Updated: Jan 2, 2021
By Luke Lancaster
Hebrews 10:14 says, "For by a single offering he has perfected for all time those who are being sanctified" (ESV).
Some Protestants will use this verse to claim that Christians are secure in their salvation, that Hell is not an option for us, because this verse says that we have been made “perfect” forever. Thus, Christians would be eternally secure based on Heb. 10. However, we need to understand what the context is. Being "perfected forever" is referring to the fact that our past sins are removed for eternity. They will never return. I think Biblical scholar, Dr. Robert Sungenis gave a very solid explanation of this in his book, “Not by Bread Alone.” He said that “eternal security” is
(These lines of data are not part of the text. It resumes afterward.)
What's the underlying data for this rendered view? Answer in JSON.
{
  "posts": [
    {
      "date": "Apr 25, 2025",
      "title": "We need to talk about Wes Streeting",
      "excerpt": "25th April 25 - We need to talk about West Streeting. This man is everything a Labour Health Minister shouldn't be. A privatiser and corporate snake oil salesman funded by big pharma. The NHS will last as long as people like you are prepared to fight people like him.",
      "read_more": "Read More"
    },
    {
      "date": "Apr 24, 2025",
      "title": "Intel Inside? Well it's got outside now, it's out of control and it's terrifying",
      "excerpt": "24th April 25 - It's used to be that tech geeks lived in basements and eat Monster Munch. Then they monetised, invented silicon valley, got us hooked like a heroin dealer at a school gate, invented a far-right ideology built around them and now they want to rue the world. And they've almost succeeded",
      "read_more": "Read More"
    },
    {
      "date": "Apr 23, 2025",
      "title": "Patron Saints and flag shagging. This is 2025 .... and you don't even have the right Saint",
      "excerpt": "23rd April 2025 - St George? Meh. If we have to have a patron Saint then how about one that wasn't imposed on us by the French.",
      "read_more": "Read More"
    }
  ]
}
“not what the verse is teaching. We can see this by the way the word 'perfect is used in the book of Hebrews. According to Hebrews 10:1-2, the individual's 'perfection' refers to having his sins completely forgiven in order that the conscience may be free of guilt, something which the Old Covenant law could not provide (cf., 7:19; 9:9). Thus, the individual stands 'perfect' because his past sins have been completely forgiven, not because he has reached a perfect state which eliminates the possibility of losing his state of grace. It follows, then, that the use of 'perfect' here does not mean that the individual cannot retard the sanctification process, or that his eternal perfection is a foregone conclusion (cf., Hebrews 11:40; 12:23). The verbal form chosen for 'being sanctified' is a Greek participle of continuing action, which specifies the process of sanctification, a process by which we are continually forgiven of our sins, albeit now it is a complete or 'perfect' forgiveness for the sins we have confessed. In other words Christ did not make a blanket forgiveness of sin but has perfected the process by which sin is forgiven when it is confessed.”
Man is perfect when he has faith in God and receives baptism, for his soul is cleansed perfectly clean, but that state is not permanent. It does not mean that he cannot get off that road with a serious sin. Hebrews says later on in that chapter, “For if we sin deliberately after receiving the knowledge of the truth, there no longer remains a sacrifice for sins, but a fearful prospect of judgment, and a fury of fire which will consume the adversaries” (Heb 10:26-27).